Everyone knows construction is a dangerous gig. Whether you are working with heavy machinery or high atop scaffolding, there are dangers everywhere -- and many of them are deadly.
Having fatigued truckers on the road is an obvious danger, which is one reason why there are so many rules and regulations regarding how long truck drivers can stay behind the wheel before taking a break.
Any time people talk about rising healthcare costs, the conversation often turns into a debate about tort reform. On one side of the argument are those who believe doctors need to be held accountable when they make mistakes. After all, how can victims of medical malpractice be expected to move forward with their lives if they are unable to seek damages for their injuries?

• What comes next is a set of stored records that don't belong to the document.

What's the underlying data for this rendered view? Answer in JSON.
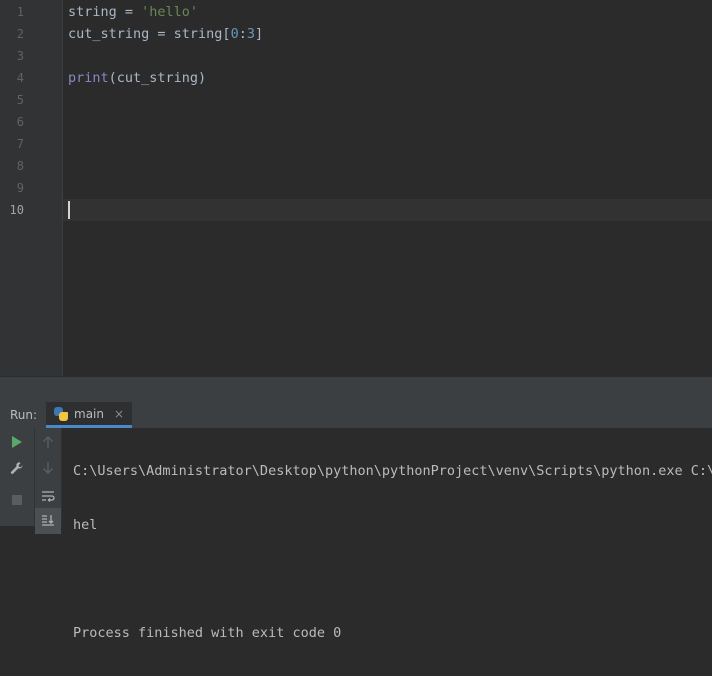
{
  "editor": {
    "line_numbers": [
      "1",
      "2",
      "3",
      "4",
      "5",
      "6",
      "7",
      "8",
      "9",
      "10"
    ],
    "lines": [
      {
        "parts": [
          {
            "t": "string = ",
            "c": ""
          },
          {
            "t": "'hello'",
            "c": "str"
          }
        ]
      },
      {
        "parts": [
          {
            "t": "cut_string = string[",
            "c": ""
          },
          {
            "t": "0",
            "c": "num"
          },
          {
            "t": ":",
            "c": ""
          },
          {
            "t": "3",
            "c": "num"
          },
          {
            "t": "]",
            "c": ""
          }
        ]
      },
      {
        "parts": []
      },
      {
        "parts": [
          {
            "t": "print",
            "c": "fn"
          },
          {
            "t": "(cut_string)",
            "c": ""
          }
        ]
      }
    ],
    "current_line": 10
  },
  "run_panel": {
    "label": "Run:",
    "tab_label": "main",
    "tab_close": "×",
    "console_lines": [
      "C:\\Users\\Administrator\\Desktop\\python\\pythonProject\\venv\\Scripts\\python.exe C:\\Users\\",
      "hel",
      "",
      "Process finished with exit code 0"
    ]
  },
  "icons": {
    "rerun": "play-icon",
    "settings": "wrench-icon",
    "stop": "stop-icon",
    "up": "arrow-up-icon",
    "down": "arrow-down-icon",
    "wrap": "soft-wrap-icon",
    "scroll_end": "scroll-to-end-icon"
  },
  "colors": {
    "background": "#2b2b2b",
    "string": "#6a8759",
    "number": "#6897bb",
    "builtin": "#8888c6",
    "text": "#a9b7c6",
    "run_green": "#59a869"
  }
}
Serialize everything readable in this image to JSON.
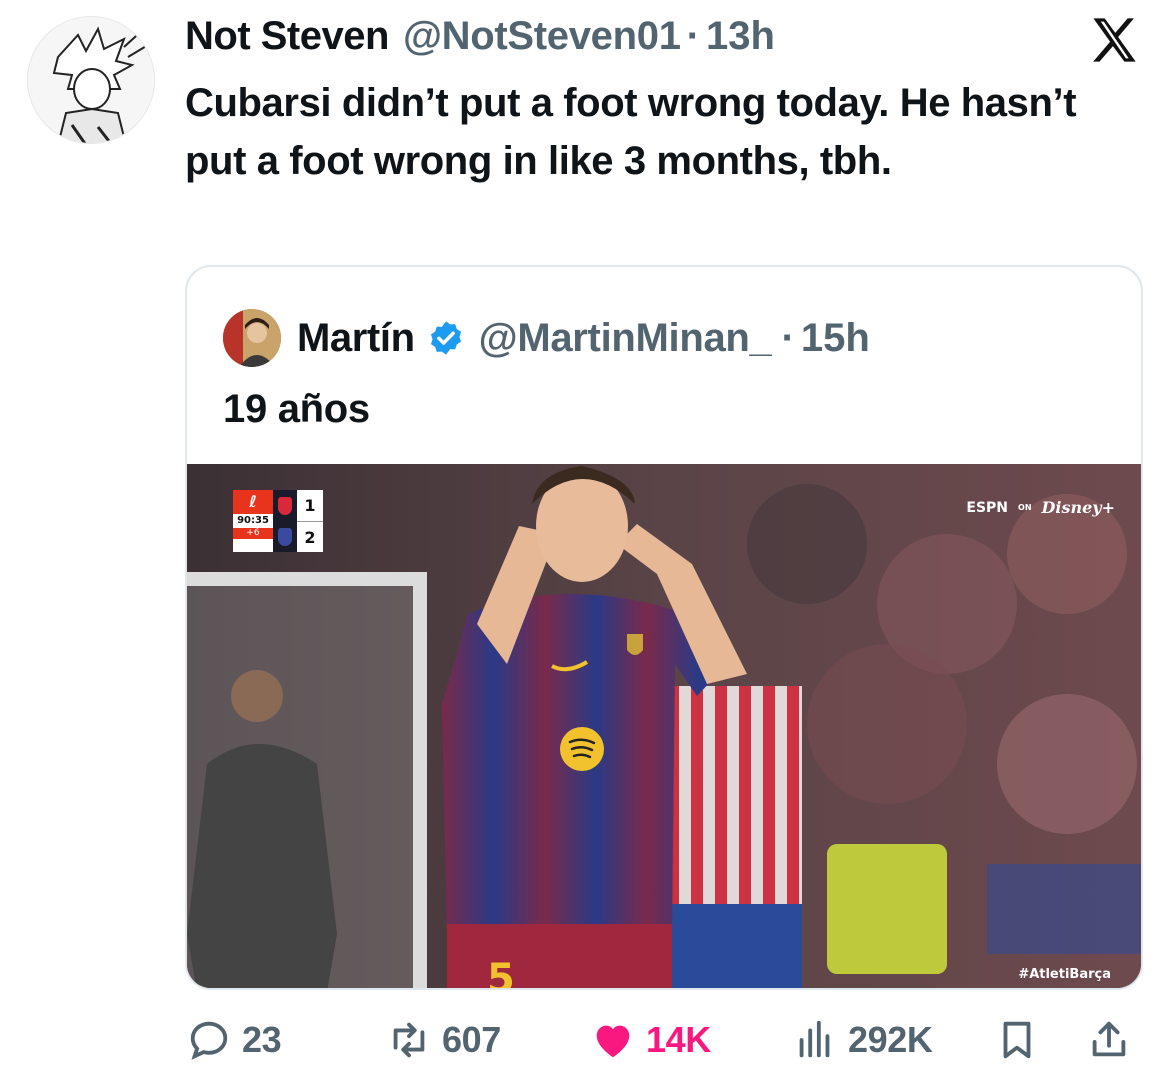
{
  "tweet": {
    "author_name": "Not Steven",
    "author_handle": "@NotSteven01",
    "separator": "·",
    "time": "13h",
    "text": "Cubarsi didn’t put a foot wrong today. He hasn’t put a foot wrong in like 3 months, tbh."
  },
  "quoted_tweet": {
    "author_name": "Martín",
    "author_handle": "@MartinMinan_",
    "separator": "·",
    "time": "15h",
    "text": "19 años",
    "media": {
      "scoreboard": {
        "clock": "90:35",
        "added_time": "+6",
        "home_goals": "1",
        "away_goals": "2"
      },
      "broadcaster_left": "ESPN",
      "broadcaster_on": "ON",
      "broadcaster_right": "Disney+",
      "hashtag": "#AtletiBarça",
      "shirt_number": "5"
    }
  },
  "actions": {
    "replies": "23",
    "reposts": "607",
    "likes": "14K",
    "views": "292K"
  },
  "colors": {
    "text_primary": "#0f1419",
    "text_secondary": "#536471",
    "like_pink": "#f91880",
    "verified_blue": "#1d9bf0",
    "border": "#e1e8ed"
  },
  "icons": [
    "x-logo-icon",
    "verified-badge-icon",
    "reply-icon",
    "repost-icon",
    "heart-icon",
    "views-icon",
    "bookmark-icon",
    "share-icon"
  ]
}
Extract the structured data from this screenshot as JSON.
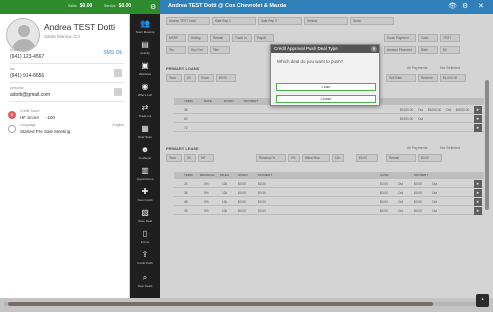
{
  "topbar": {
    "sales_label": "Sales",
    "sales_value": "$0.00",
    "service_label": "Service",
    "service_value": "$0.00",
    "gear_icon": "gear-icon"
  },
  "deal_header": {
    "title": "Andrea TEST Dotti @ Cox Chevrolet & Mazda",
    "icons": [
      "eye-icon",
      "gear-icon",
      "close-icon"
    ]
  },
  "contact": {
    "name": "Andrea TEST Dotti",
    "location": "Santa Monica, CA",
    "fields": [
      {
        "label": "home",
        "value": "(941) 123-4567",
        "icon": "phone-icon",
        "extra": "SMS Ok"
      },
      {
        "label": "fax",
        "value": "(941) 914-8656",
        "icon": "fax-icon",
        "extra": ""
      },
      {
        "label": "personal",
        "value": "adotti@gmail.com",
        "icon": "mail-icon",
        "extra": ""
      }
    ],
    "credit": {
      "label": "Credit Score",
      "score_label": "HF Score",
      "score_value": "-100"
    },
    "language": {
      "label": "Language",
      "value": "Started Pre Sale Meeting",
      "right": "English"
    }
  },
  "sidebar": {
    "items": [
      {
        "label": "Team Meeting",
        "icon": "team-icon"
      },
      {
        "label": "Activity",
        "icon": "activity-icon"
      },
      {
        "label": "Websites",
        "icon": "websites-icon"
      },
      {
        "label": "Who's Left",
        "icon": "eye-icon"
      },
      {
        "label": "Trade Ins",
        "icon": "trade-icon"
      },
      {
        "label": "Deal Scan",
        "icon": "scan-icon"
      },
      {
        "label": "Co-Buyer",
        "icon": "cobuyer-icon"
      },
      {
        "label": "Appointment",
        "icon": "calendar-icon"
      },
      {
        "label": "New Credit",
        "icon": "credit-icon"
      },
      {
        "label": "Save Deal",
        "icon": "save-icon"
      },
      {
        "label": "Forms",
        "icon": "forms-icon"
      },
      {
        "label": "Credit Push",
        "icon": "upload-icon"
      },
      {
        "label": "Stop Deals",
        "icon": "search-icon"
      }
    ]
  },
  "main": {
    "header_cells": [
      "Andrea TEST Dotti",
      "Sale Rep 1",
      "Sale Rep 2",
      "Vehicle",
      "Stock",
      "MSRP",
      "Selling",
      "Rebate",
      "Trade In",
      "Payoff",
      "Down Payment",
      "Cash",
      "TEST",
      "Tax",
      "Doc Fee",
      "Title",
      "",
      "",
      "Amount Financed",
      "Rate",
      "$0"
    ],
    "primary_loans": {
      "label": "PRIMARY LOANS",
      "right": "Not Selected",
      "right_label": "All Payments"
    },
    "loan_tabs": [
      "Term",
      "60",
      "Down",
      "$0.00",
      "Buy Rate",
      "",
      "Sell Rate",
      "",
      "Reserve",
      "$1,000.00"
    ],
    "loan_headers": [
      "TERM",
      "RATE",
      "DOWN",
      "PAYMENT",
      "",
      "",
      "",
      "",
      "",
      "",
      "",
      ""
    ],
    "loan_rows": [
      {
        "term": "36",
        "rate": "",
        "right": [
          "$1000.00",
          "Out",
          "$1000.00",
          "Out",
          "$4000.00"
        ]
      },
      {
        "term": "60",
        "rate": "",
        "right": [
          "$1000.00",
          "Out",
          "",
          "",
          ""
        ]
      },
      {
        "term": "72",
        "rate": "",
        "right": [
          "",
          "",
          "",
          "",
          ""
        ]
      }
    ],
    "primary_lease": {
      "label": "PRIMARY LEASE",
      "right": "Not Selected",
      "right_label": "All Payments"
    },
    "lease_tabs": [
      "Term",
      "36",
      "MF",
      "",
      "Residual %",
      "0%",
      "Miles/Year",
      "12k",
      "$0.00",
      "Rebate",
      "$0.00"
    ],
    "lease_headers": [
      "TERM",
      "RESIDUAL",
      "MILES",
      "DOWN",
      "PAYMENT",
      "",
      "",
      "CASH",
      "PAYMENT"
    ],
    "lease_rows": [
      {
        "term": "24",
        "residual": "0%",
        "miles": "12k",
        "down": "$0.00",
        "pay": "$0.00",
        "cash": "$0.00",
        "cash_tag": "Out",
        "pay2": "$0.00",
        "pay2_tag": "Out"
      },
      {
        "term": "36",
        "residual": "0%",
        "miles": "12k",
        "down": "$0.00",
        "pay": "$0.00",
        "cash": "$0.00",
        "cash_tag": "Out",
        "pay2": "$0.00",
        "pay2_tag": "Out"
      },
      {
        "term": "48",
        "residual": "0%",
        "miles": "12k",
        "down": "$0.00",
        "pay": "$0.00",
        "cash": "$0.00",
        "cash_tag": "Out",
        "pay2": "$0.00",
        "pay2_tag": "Out"
      },
      {
        "term": "39",
        "residual": "0%",
        "miles": "12k",
        "down": "$0.00",
        "pay": "$0.00",
        "cash": "$0.00",
        "cash_tag": "Out",
        "pay2": "$0.00",
        "pay2_tag": "Out"
      }
    ]
  },
  "modal": {
    "title": "Credit Approval Push Deal Type",
    "question": "Which deal do you want to push?",
    "buttons": [
      "Loan",
      "Lease"
    ],
    "close_icon": "close-icon"
  },
  "chat_icon": "chat-icon"
}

A few months ago, we told you about a report issued by the New York Committee for Occupational Safety and Health (NYCOSH) that found that construction deaths in New York hit a 14-year high in 2016. This annual report, which was aptly titled Deadly Skyline, provided an in-depth analysis on construction fatalities throughout the state.
When we go to the hospital with a medical emergency, we expect that the doctors working there will be able to at least figure out what is causing our medical problems. Unfortunately, we may be expecting too much.